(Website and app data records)
◆ ◆ ◆ ◆ ◆

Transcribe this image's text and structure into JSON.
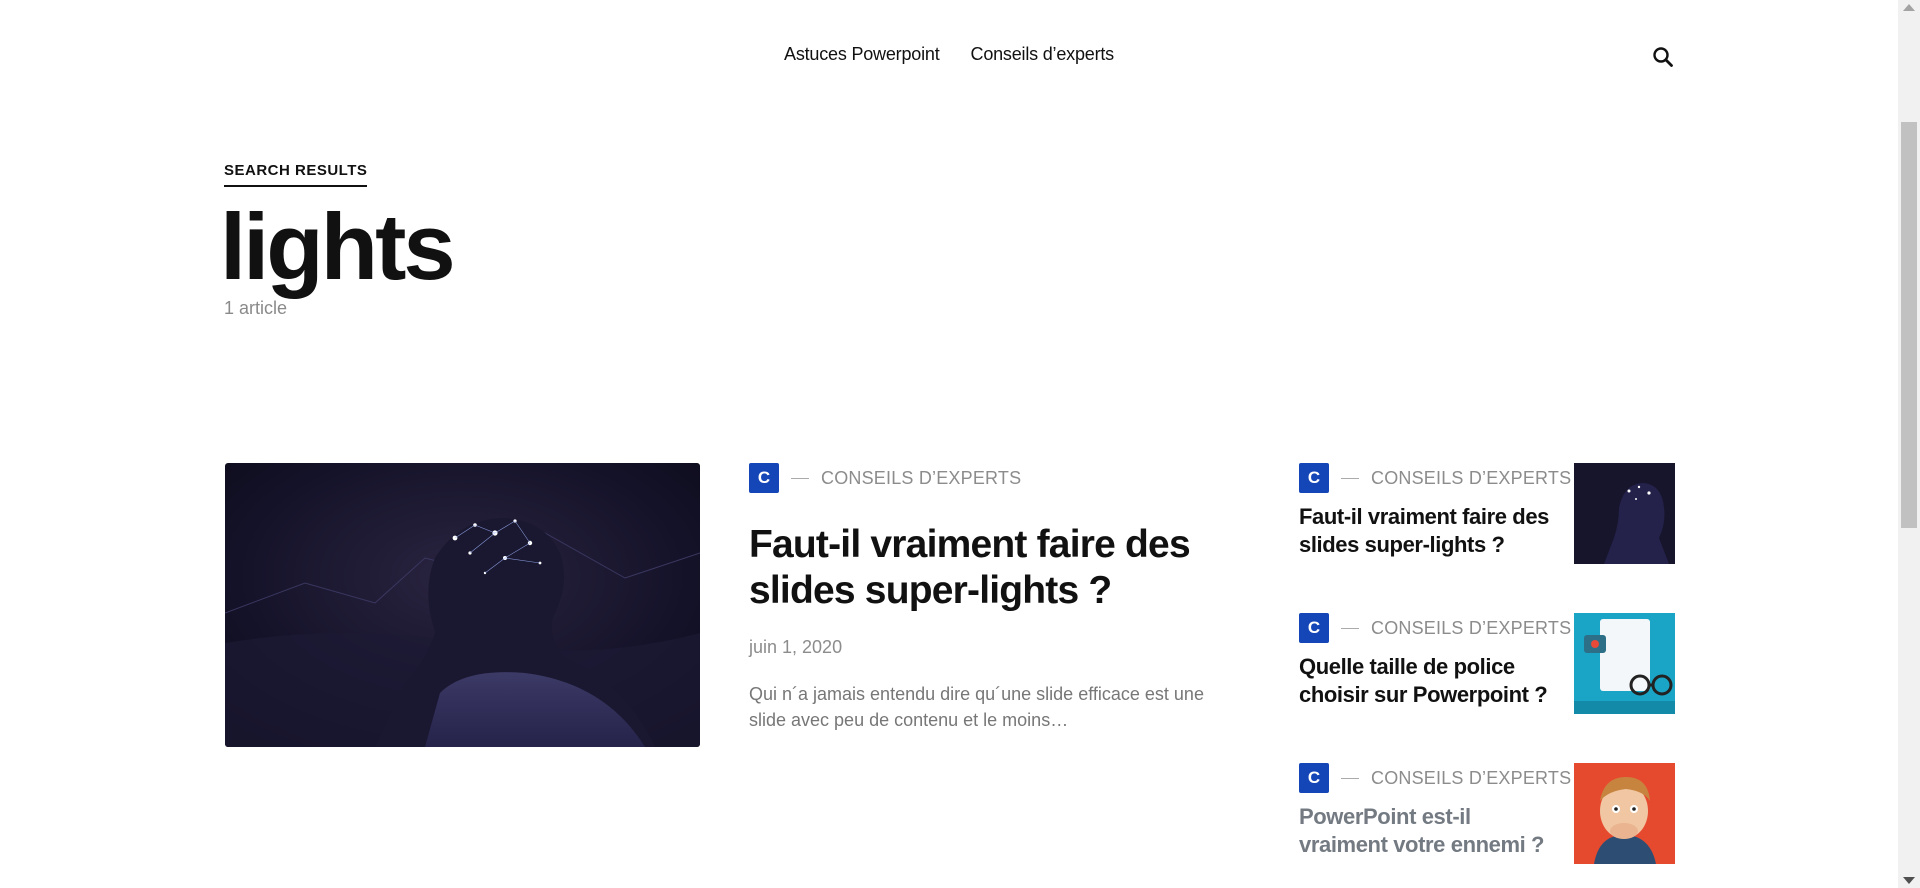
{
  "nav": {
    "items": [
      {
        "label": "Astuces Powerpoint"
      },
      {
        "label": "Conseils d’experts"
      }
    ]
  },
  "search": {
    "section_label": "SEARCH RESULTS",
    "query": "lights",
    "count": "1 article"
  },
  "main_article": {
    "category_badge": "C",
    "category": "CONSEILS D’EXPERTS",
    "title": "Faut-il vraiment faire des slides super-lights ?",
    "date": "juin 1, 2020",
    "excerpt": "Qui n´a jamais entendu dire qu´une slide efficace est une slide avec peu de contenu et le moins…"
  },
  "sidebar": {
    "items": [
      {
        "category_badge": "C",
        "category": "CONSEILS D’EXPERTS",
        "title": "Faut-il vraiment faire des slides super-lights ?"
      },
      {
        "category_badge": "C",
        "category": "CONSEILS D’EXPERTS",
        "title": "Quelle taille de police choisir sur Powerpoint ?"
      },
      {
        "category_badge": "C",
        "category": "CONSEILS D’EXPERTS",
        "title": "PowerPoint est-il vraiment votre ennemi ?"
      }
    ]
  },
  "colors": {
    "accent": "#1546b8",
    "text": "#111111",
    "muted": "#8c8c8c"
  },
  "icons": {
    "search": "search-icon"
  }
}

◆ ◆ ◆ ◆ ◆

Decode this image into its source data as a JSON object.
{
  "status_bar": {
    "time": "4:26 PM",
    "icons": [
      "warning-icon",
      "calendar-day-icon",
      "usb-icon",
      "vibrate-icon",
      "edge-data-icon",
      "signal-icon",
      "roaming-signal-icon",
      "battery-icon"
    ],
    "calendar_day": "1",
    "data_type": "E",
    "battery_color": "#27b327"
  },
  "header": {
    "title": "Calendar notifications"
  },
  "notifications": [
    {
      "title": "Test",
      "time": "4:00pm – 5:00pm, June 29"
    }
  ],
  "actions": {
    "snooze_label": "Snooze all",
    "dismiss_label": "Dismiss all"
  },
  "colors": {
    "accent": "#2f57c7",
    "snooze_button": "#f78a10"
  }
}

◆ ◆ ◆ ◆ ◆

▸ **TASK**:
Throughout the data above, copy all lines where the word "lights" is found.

▸ **WRITTEN SOLUTION**:
    "query": "lights",
    "title": "Faut-il vraiment faire des slides super-lights ?",
        "title": "Faut-il vraiment faire des slides super-lights ?"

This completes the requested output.